The Floral World Reconsidered
In the featured gallery:
The Floral World Reconsidered
- A Group Exhibition
Opening reception: Saturday, June 4, 4 -7pm
On exhibit: June 4 - 25, 2016
GUEST SPEAKER: Doug McGinnis
How Flowers Taught Bees to Be Vegetarians
Saturday, June 18, 11am
New Smyrna Beach, FL — Arts on Douglas announces the opening of a themed group exhibition entitled The Floral World Reconsidered guest curated by Dr. Jim Murphy. The exhibition features 19 selected artists. Each work included in this show is a contemporary interpretation of the role that flowers play in the changing global landscape. The participating artists include Bobbi Baugh, Robert Beck, Donne Bitner, Alexander Diaz, Mollie Doctrow, Lee Dunkel, René Guerin, Ed Harris, Michael Katz, Riitta Klint, BJ Lantz, Tim Ludwig, Audrey Phillips, Mary Schimpff Webb, Jo Sinclair, Wendy Tatter, Trish Thompson, Anna Tomczak and Barbara Wagner. The exhibition will be on view from June 4 thru June 25, 2016 with an opening reception on Saturday, June 4 from 4-7pm. We will also host a guest speaker, Doug McGinnis, beekeeper and ACA Trustee. He will present How Flowers Taught Bees to Be Vegetarians on Saturday, June 18 at 11am. All exhibitions, receptions and events are free and open to the public.
Since ancient times, the floral world has provided a garden of delights for artists and naturalists, from simple herbals and botanical illustrations to its high point in seventeenth-century Dutch vanitas paintings – floral bouquets disguising symbolic or moral lessons. From the dawn of modernism, artists have chosen flowers to express a range of possibilities in scale, form and feeling, from Georgia O’Keeffe to Ellsworth Kelly to Jennifer Bartlett to Robert Mapplethorpe.

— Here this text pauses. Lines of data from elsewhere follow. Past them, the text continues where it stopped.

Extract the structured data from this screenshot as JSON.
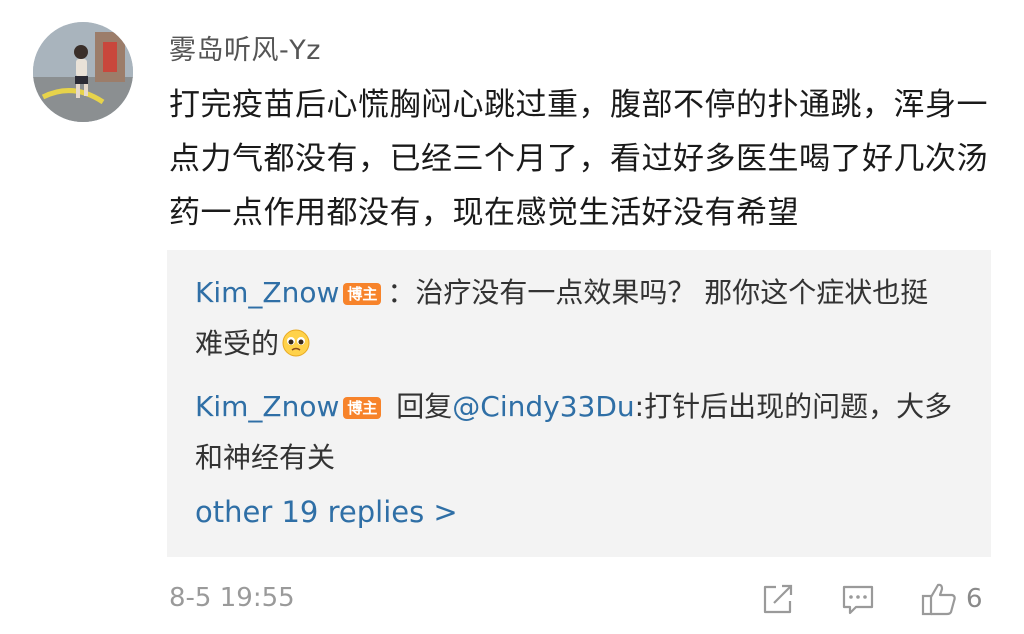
{
  "comment": {
    "username": "雾岛听风-Yz",
    "text": "打完疫苗后心慌胸闷心跳过重，腹部不停的扑通跳，浑身一点力气都没有，已经三个月了，看过好多医生喝了好几次汤药一点作用都没有，现在感觉生活好没有希望",
    "timestamp": "8-5 19:55",
    "like_count": "6"
  },
  "replies": [
    {
      "author": "Kim_Znow",
      "badge": "博主",
      "separator": "：",
      "text": "治疗没有一点效果吗？ 那你这个症状也挺难受的",
      "emoji": "pleading-face-emoji"
    },
    {
      "author": "Kim_Znow",
      "badge": "博主",
      "prefix": " 回复",
      "mention": "@Cindy33Du",
      "text": ":打针后出现的问题，大多和神经有关"
    }
  ],
  "more_replies": "other 19 replies >",
  "icons": {
    "share": "share-icon",
    "comment": "comment-icon",
    "like": "thumbs-up-icon"
  },
  "colors": {
    "link": "#2f6fa6",
    "badge": "#f7832a",
    "reply_bg": "#f3f3f3",
    "muted": "#9a9a9a"
  }
}
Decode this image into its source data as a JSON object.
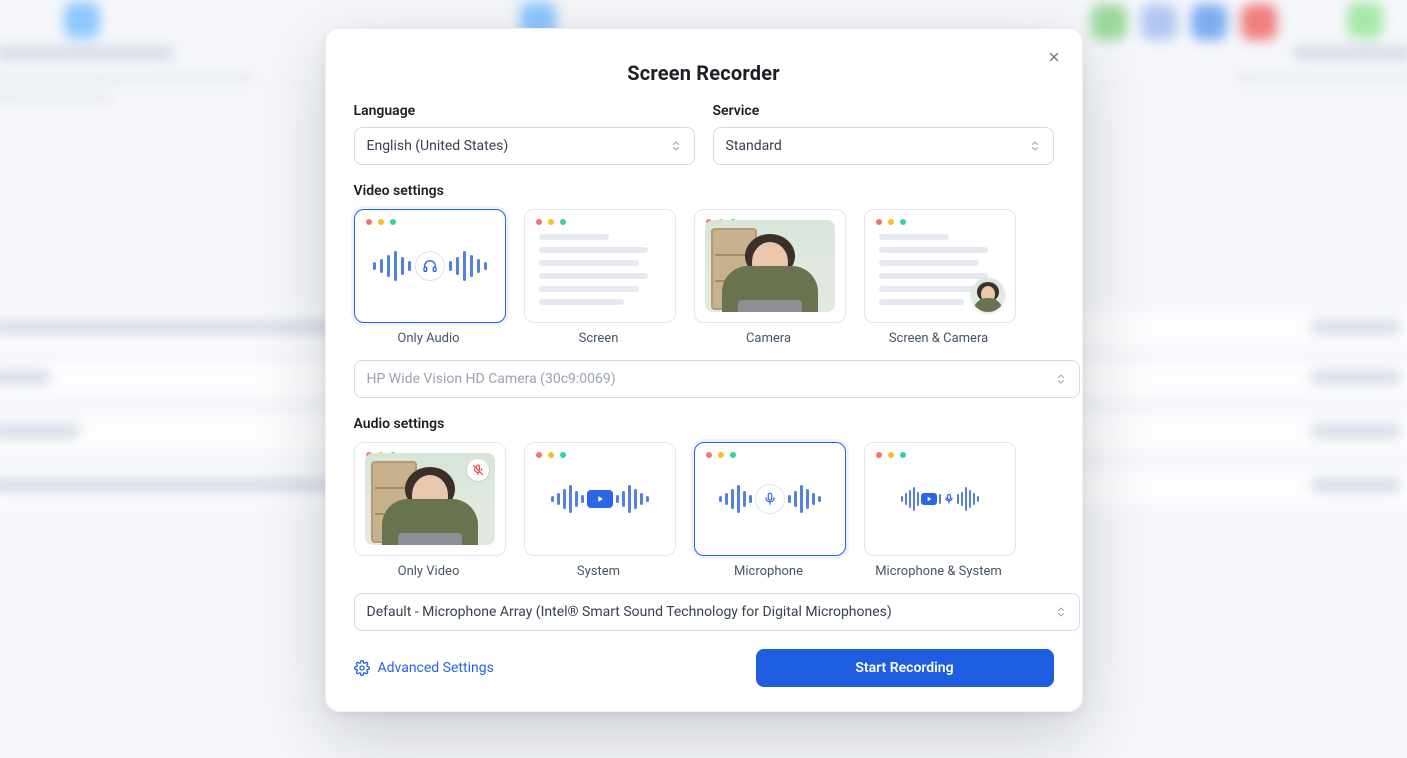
{
  "modal": {
    "title": "Screen Recorder",
    "language_label": "Language",
    "language_value": "English (United States)",
    "service_label": "Service",
    "service_value": "Standard",
    "video_settings_label": "Video settings",
    "video_tiles": [
      {
        "label": "Only Audio",
        "selected": true
      },
      {
        "label": "Screen",
        "selected": false
      },
      {
        "label": "Camera",
        "selected": false
      },
      {
        "label": "Screen & Camera",
        "selected": false
      }
    ],
    "camera_device": "HP Wide Vision HD Camera (30c9:0069)",
    "audio_settings_label": "Audio settings",
    "audio_tiles": [
      {
        "label": "Only Video",
        "selected": false
      },
      {
        "label": "System",
        "selected": false
      },
      {
        "label": "Microphone",
        "selected": true
      },
      {
        "label": "Microphone & System",
        "selected": false
      }
    ],
    "mic_device": "Default - Microphone Array (Intel® Smart Sound Technology for Digital Microphones)",
    "advanced_settings": "Advanced Settings",
    "start_button": "Start Recording"
  }
}
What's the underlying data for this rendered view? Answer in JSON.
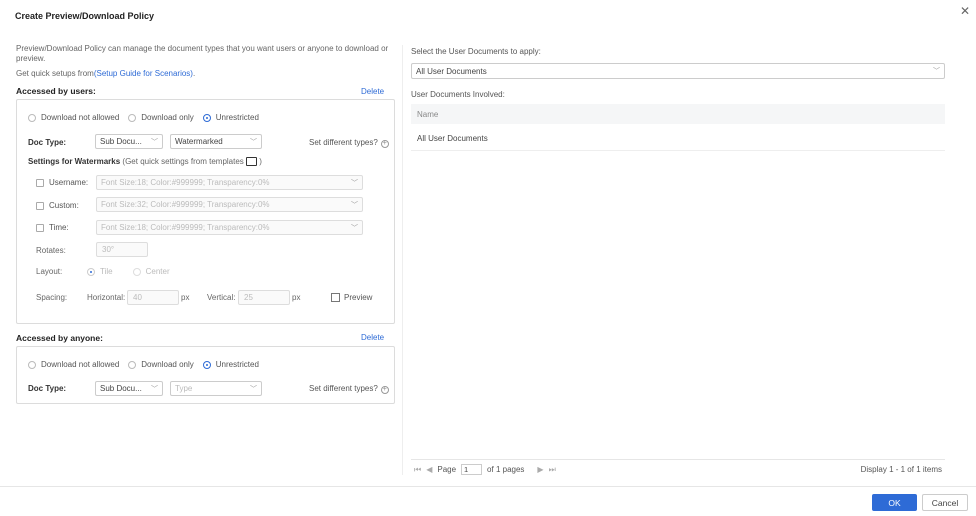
{
  "dialog": {
    "title": "Create Preview/Download Policy",
    "description": "Preview/Download Policy can manage the document types that you want users or anyone to download or preview.",
    "quick_setup_prefix": "Get quick setups from",
    "quick_setup_link": "(Setup Guide for Scenarios)",
    "quick_setup_suffix": "."
  },
  "users_section": {
    "title": "Accessed by users:",
    "delete": "Delete",
    "radios": [
      "Download not allowed",
      "Download only",
      "Unrestricted"
    ],
    "selected_radio": "Unrestricted",
    "doc_type_label": "Doc Type:",
    "doc_type_value": "Sub Docu...",
    "watermark_value": "Watermarked",
    "set_different": "Set different types?",
    "watermark_settings_title": "Settings for Watermarks",
    "watermark_settings_hint": "(Get quick settings from templates",
    "watermark_settings_hint_end": ")",
    "username_label": "Username:",
    "username_value": "Font Size:18;  Color:#999999;  Transparency:0%",
    "custom_label": "Custom:",
    "custom_value": "Font Size:32;  Color:#999999;  Transparency:0%",
    "time_label": "Time:",
    "time_value": "Font Size:18;  Color:#999999;  Transparency:0%",
    "rotates_label": "Rotates:",
    "rotates_value": "30°",
    "layout_label": "Layout:",
    "layout_tile": "Tile",
    "layout_center": "Center",
    "spacing_label": "Spacing:",
    "horizontal_label": "Horizontal:",
    "horizontal_value": "40",
    "horizontal_unit": "px",
    "vertical_label": "Vertical:",
    "vertical_value": "25",
    "vertical_unit": "px",
    "preview": "Preview"
  },
  "anyone_section": {
    "title": "Accessed by anyone:",
    "delete": "Delete",
    "radios": [
      "Download not allowed",
      "Download only",
      "Unrestricted"
    ],
    "selected_radio": "Unrestricted",
    "doc_type_label": "Doc Type:",
    "doc_type_value": "Sub Docu...",
    "type_placeholder": "Type",
    "set_different": "Set different types?"
  },
  "right_panel": {
    "select_label": "Select the User Documents to apply:",
    "select_value": "All User Documents",
    "involved_label": "User Documents Involved:",
    "table_header": "Name",
    "rows": [
      "All User Documents"
    ],
    "pager": {
      "page_label": "Page",
      "page_value": "1",
      "of_pages": "of 1 pages",
      "display": "Display 1 - 1 of 1 items"
    }
  },
  "footer": {
    "ok": "OK",
    "cancel": "Cancel"
  },
  "colors": {
    "accent": "#2e6bd6"
  }
}
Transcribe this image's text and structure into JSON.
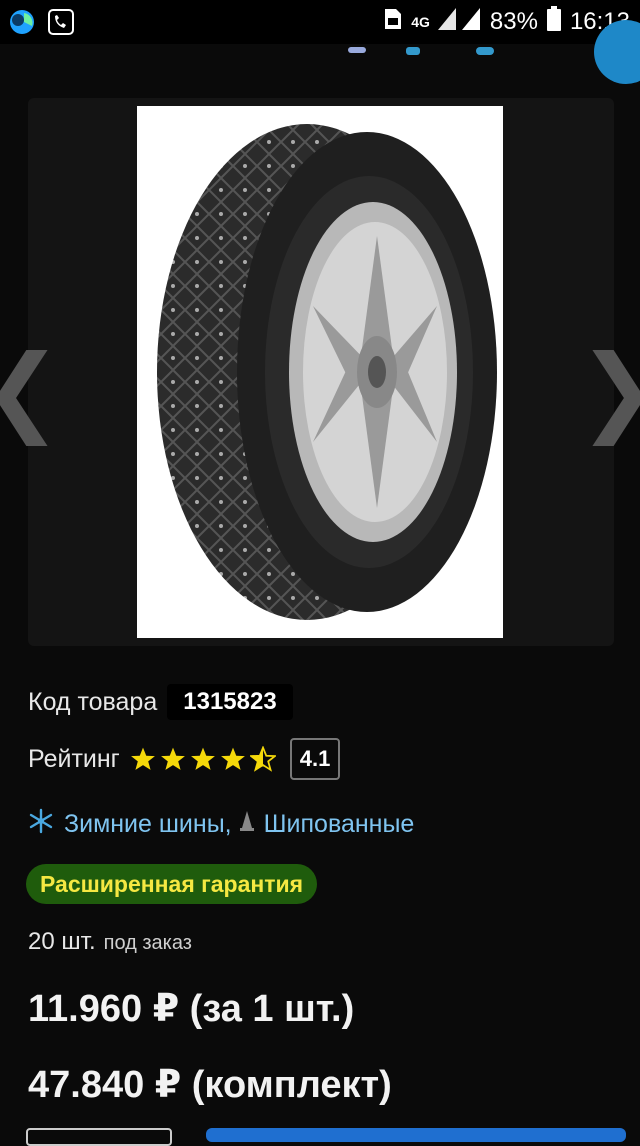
{
  "status": {
    "battery": "83%",
    "time": "16:13",
    "network": "4G"
  },
  "product": {
    "code_label": "Код товара",
    "code": "1315823",
    "rating_label": "Рейтинг",
    "rating_value": "4.1",
    "stars": 4.1,
    "categories": [
      "Зимние шины,",
      "Шипованные"
    ],
    "warranty": "Расширенная гарантия",
    "stock_qty": "20 шт.",
    "stock_note": "под заказ",
    "price_unit": "11.960 ₽ (за 1 шт.)",
    "price_set": "47.840 ₽ (комплект)"
  },
  "gallery": {
    "prev": "❮",
    "next": "❯"
  },
  "colors": {
    "accent": "#1e88c8",
    "link": "#7fc4f0",
    "warranty_bg": "#1f5c0c",
    "warranty_text": "#f5e842",
    "star": "#f5d90a"
  },
  "icons": [
    "phone-icon",
    "snowflake-icon",
    "spike-icon",
    "star-icon"
  ]
}
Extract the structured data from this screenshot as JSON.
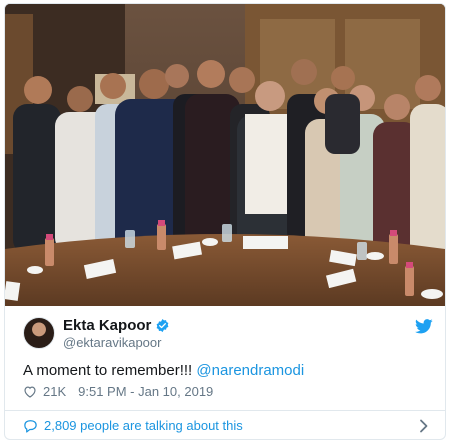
{
  "tweet": {
    "display_name": "Ekta Kapoor",
    "handle": "@ektaravikapoor",
    "text_prefix": "A moment to remember!!! ",
    "mention": "@narendramodi",
    "likes": "21K",
    "timestamp": "9:51 PM - Jan 10, 2019",
    "footer_text": "2,809 people are talking about this"
  },
  "colors": {
    "link": "#1b95e0",
    "muted": "#657786",
    "border": "#e1e8ed"
  },
  "icons": {
    "verified": "verified-badge-icon",
    "bird": "twitter-bird-icon",
    "heart": "heart-outline-icon",
    "bubble": "speech-bubble-icon",
    "chevron": "chevron-right-icon"
  }
}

“Today, artists continue to challenge boundaries across media and styles inventing new ways of revitalizing this time-honored art form. We are more than ever conscious of humanity’s impact on the natural world and on the key role played by flowers in the interdependent cycle of existence. The exhibition reconsiders this new world view through a survey of individual responses created by artists who are represented by Arts on Douglas,” states guest curator Dr. Jim Murphy.
Dr. Murphy was the first program director of Atlantic Center for the Arts and served as executive director of the Society for Photographic Education. He has been an independent curator to arts organizations and is the author of reviews, articles and catalogue essays. He has held full-time faculty positions at the University of Alabama, Stetson University, and Florida State University, where he served as chairman of the Department of Art. He holds M.A. and Ph.D. degrees in Art History from Florida State University.
In conjunction with the exhibition, beekeeper and ACA Trustee Doug McGinnis will present a talk entitled How Flowers Taught Bees to Be Vegetarians on Saturday, June 18 at 11am. “We all love flowers—their colors and shapes, and particularly when they have a fragrance. Yet 200 million years ago, flowers refined their allure not for humans, but to attract pollinators to help them reproduce. These “strategies” have paid off for all life on Earth,” states Doug McGinnis.
McGinnis' previous family business, Tropical Blossom Honey Co., had been collecting honey from beekeepers in Florida since the 1940's. McGinnis established an apiary on ACA grounds and regularly brings visiting artists out to the hives to observe the bees feasting on the wide variety of native flowers. McGinnis has also served on the National Honey Board and the National Honey Packers and Dealers.